--- TO DO ---
Whenever the string "Mitarbeiter" turns up in a line of the data below, copy that line.

======== DATA SUPPLIED ========

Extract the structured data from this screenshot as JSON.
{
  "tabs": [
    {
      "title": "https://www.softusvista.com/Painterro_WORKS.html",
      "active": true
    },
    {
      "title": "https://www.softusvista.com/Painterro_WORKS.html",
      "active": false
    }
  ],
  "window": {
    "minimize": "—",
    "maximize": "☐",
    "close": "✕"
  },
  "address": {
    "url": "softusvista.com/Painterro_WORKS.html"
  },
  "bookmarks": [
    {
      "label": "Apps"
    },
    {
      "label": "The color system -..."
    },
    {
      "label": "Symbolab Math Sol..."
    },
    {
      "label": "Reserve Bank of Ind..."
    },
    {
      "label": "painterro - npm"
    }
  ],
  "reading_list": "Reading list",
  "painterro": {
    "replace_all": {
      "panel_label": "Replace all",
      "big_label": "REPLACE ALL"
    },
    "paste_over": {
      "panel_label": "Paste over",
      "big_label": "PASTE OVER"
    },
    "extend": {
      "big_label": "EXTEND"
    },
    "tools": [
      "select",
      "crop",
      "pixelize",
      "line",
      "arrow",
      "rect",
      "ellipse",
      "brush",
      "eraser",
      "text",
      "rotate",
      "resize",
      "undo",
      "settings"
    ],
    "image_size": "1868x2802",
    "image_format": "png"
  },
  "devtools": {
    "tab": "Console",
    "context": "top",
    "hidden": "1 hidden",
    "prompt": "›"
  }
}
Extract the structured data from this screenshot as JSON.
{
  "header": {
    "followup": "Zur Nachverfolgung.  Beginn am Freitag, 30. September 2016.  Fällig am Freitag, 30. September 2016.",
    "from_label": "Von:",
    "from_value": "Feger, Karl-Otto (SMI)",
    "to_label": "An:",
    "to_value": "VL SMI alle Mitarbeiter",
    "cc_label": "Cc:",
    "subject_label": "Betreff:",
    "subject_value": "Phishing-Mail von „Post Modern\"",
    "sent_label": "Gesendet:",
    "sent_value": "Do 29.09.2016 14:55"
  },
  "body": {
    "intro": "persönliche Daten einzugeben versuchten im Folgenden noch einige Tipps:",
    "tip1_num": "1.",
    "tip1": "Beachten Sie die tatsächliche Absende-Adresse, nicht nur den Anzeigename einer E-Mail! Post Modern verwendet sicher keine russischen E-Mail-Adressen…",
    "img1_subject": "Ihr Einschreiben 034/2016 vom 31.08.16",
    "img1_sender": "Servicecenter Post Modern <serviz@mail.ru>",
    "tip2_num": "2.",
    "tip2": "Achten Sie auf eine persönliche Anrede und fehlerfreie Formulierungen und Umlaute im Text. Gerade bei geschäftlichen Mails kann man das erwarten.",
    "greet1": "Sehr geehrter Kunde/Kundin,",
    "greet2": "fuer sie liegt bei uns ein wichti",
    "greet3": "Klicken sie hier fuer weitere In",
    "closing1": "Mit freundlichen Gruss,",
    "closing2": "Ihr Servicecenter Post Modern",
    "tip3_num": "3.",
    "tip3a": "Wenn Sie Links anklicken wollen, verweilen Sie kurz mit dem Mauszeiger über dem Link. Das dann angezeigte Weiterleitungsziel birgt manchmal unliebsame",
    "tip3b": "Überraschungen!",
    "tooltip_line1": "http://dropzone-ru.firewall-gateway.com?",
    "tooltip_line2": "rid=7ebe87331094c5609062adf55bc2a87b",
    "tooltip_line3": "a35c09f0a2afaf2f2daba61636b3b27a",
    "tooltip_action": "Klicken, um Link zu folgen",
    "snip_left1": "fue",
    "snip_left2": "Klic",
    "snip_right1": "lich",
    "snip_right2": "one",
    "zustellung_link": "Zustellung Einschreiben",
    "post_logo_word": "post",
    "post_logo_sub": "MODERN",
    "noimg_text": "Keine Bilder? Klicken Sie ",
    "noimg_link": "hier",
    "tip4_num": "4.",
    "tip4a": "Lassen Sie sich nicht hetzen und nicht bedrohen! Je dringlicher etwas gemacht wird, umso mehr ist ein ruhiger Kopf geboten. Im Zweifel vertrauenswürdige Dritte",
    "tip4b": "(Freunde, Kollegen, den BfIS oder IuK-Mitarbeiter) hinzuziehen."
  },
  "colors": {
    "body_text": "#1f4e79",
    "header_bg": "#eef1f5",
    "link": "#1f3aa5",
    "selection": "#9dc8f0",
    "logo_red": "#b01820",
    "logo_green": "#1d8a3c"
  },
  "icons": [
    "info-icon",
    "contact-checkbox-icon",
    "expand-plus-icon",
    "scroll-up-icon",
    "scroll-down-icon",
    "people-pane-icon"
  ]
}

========

--- RESULT OF THIS EXERCISE ---
    "to_value": "VL SMI alle Mitarbeiter",
    "tip4b": "(Freunde, Kollegen, den BfIS oder IuK-Mitarbeiter) hinzuziehen."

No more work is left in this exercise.